REQUIRED WORK
Identify all lines below that hold "Tejasvi" and collect them.

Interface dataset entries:
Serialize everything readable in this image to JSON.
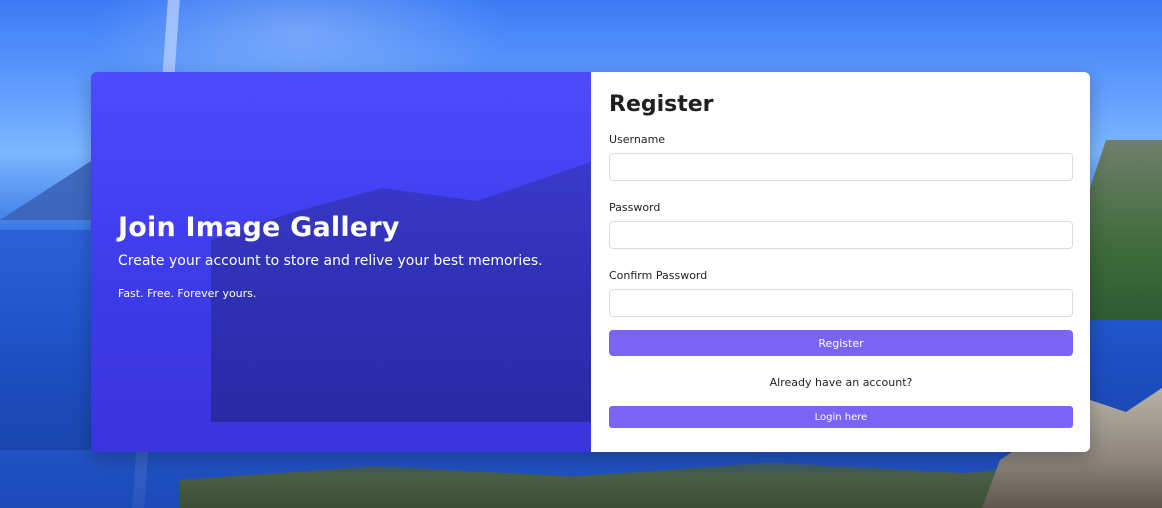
{
  "hero": {
    "title": "Join Image Gallery",
    "subtitle": "Create your account to store and relive your best memories.",
    "tagline": "Fast. Free. Forever yours."
  },
  "form": {
    "title": "Register",
    "username_label": "Username",
    "username_value": "",
    "password_label": "Password",
    "password_value": "",
    "confirm_label": "Confirm Password",
    "confirm_value": "",
    "register_button": "Register",
    "already_text": "Already have an account?",
    "login_button": "Login here"
  },
  "colors": {
    "hero_overlay": "#463cff",
    "button": "#7b63f6"
  }
}
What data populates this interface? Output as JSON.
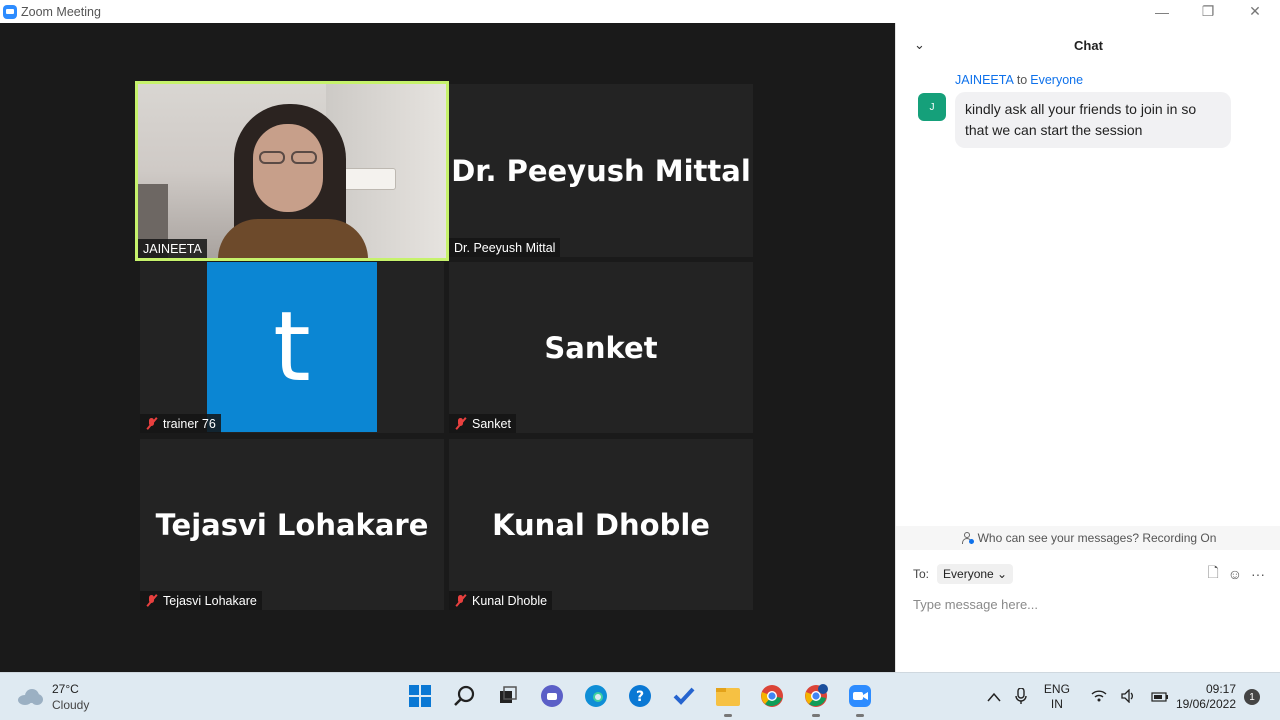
{
  "window": {
    "title": "Zoom Meeting",
    "minimize": "—",
    "restore": "❐",
    "close": "✕"
  },
  "participants": [
    {
      "display_name": "",
      "label": "JAINEETA",
      "active": true
    },
    {
      "display_name": "Dr. Peeyush Mittal",
      "label": "Dr. Peeyush Mittal",
      "muted": false
    },
    {
      "display_name": "t",
      "label": "trainer 76",
      "muted": true
    },
    {
      "display_name": "Sanket",
      "label": "Sanket",
      "muted": true
    },
    {
      "display_name": "Tejasvi Lohakare",
      "label": "Tejasvi Lohakare",
      "muted": true
    },
    {
      "display_name": "Kunal Dhoble",
      "label": "Kunal Dhoble",
      "muted": true
    }
  ],
  "chat": {
    "title": "Chat",
    "collapse_icon": "⌄",
    "message": {
      "sender": "JAINEETA",
      "to_word": "to",
      "target": "Everyone",
      "avatar_letter": "J",
      "text": "kindly ask all your friends to join in so that we can start the session"
    },
    "visibility_notice": "Who can see your messages? Recording On",
    "to_label": "To:",
    "to_value": "Everyone ⌄",
    "input_placeholder": "Type message here...",
    "tools": {
      "file": "🗋",
      "emoji": "☺",
      "more": "···"
    }
  },
  "taskbar": {
    "weather_temp": "27°C",
    "weather_cond": "Cloudy",
    "apps": [
      "start-icon",
      "search-icon",
      "task-view-icon",
      "chat-app-icon",
      "edge-icon",
      "help-icon",
      "todo-icon",
      "file-explorer-icon",
      "chrome-icon",
      "chrome-profile-icon",
      "zoom-icon"
    ],
    "lang_top": "ENG",
    "lang_bottom": "IN",
    "time": "09:17",
    "date": "19/06/2022",
    "notifications": "1"
  }
}
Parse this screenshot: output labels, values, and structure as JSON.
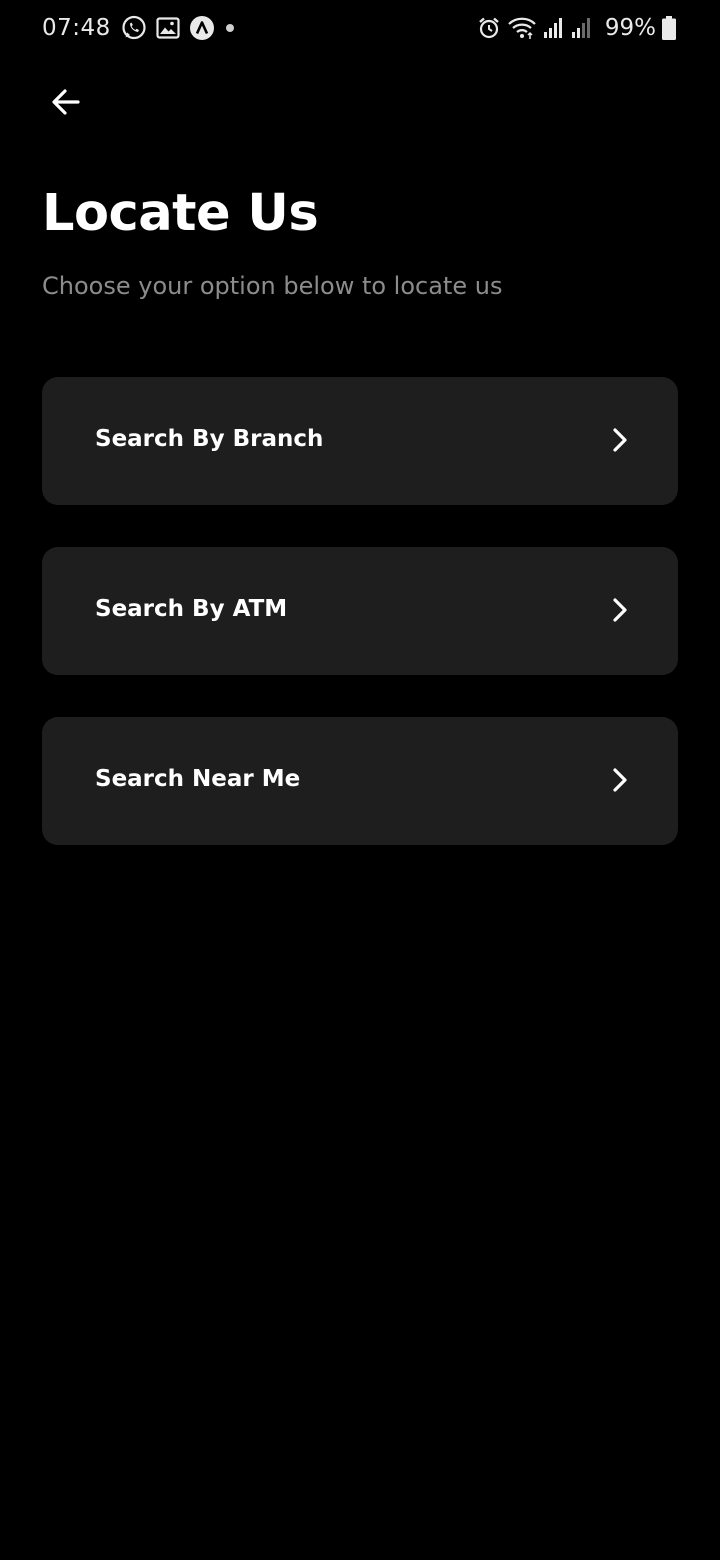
{
  "status_bar": {
    "time": "07:48",
    "battery_percent": "99%",
    "left_icons": [
      "whatsapp-icon",
      "gallery-icon",
      "app-notification-icon",
      "dot-icon"
    ],
    "right_icons": [
      "alarm-icon",
      "wifi-icon",
      "signal-icon",
      "signal-icon",
      "battery-icon"
    ]
  },
  "header": {
    "back_icon": "arrow-left-icon"
  },
  "page": {
    "title": "Locate Us",
    "subtitle": "Choose your option below to locate us"
  },
  "options": [
    {
      "label": "Search By Branch",
      "icon": "chevron-right-icon"
    },
    {
      "label": "Search By ATM",
      "icon": "chevron-right-icon"
    },
    {
      "label": "Search Near Me",
      "icon": "chevron-right-icon"
    }
  ],
  "colors": {
    "background": "#000000",
    "card": "#1e1e1e",
    "title": "#ffffff",
    "subtitle": "#8c8c8c"
  }
}
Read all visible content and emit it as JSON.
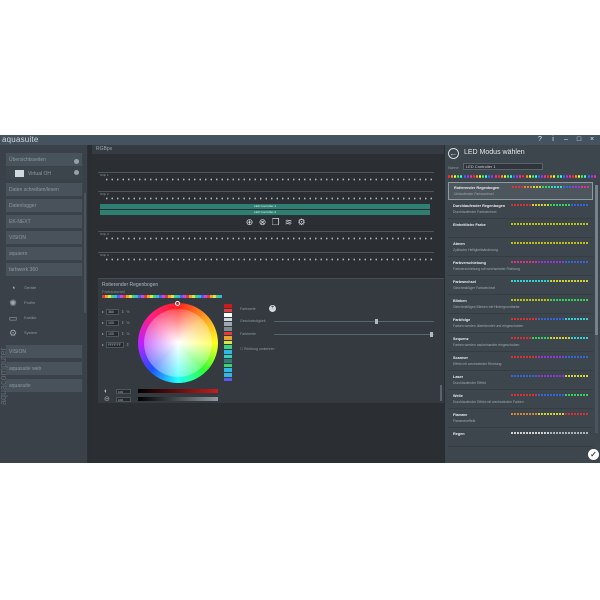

RESPONSE BOX
      "display_name": "Tejasvi Lohakare",
      "label": "Tejasvi Lohakare",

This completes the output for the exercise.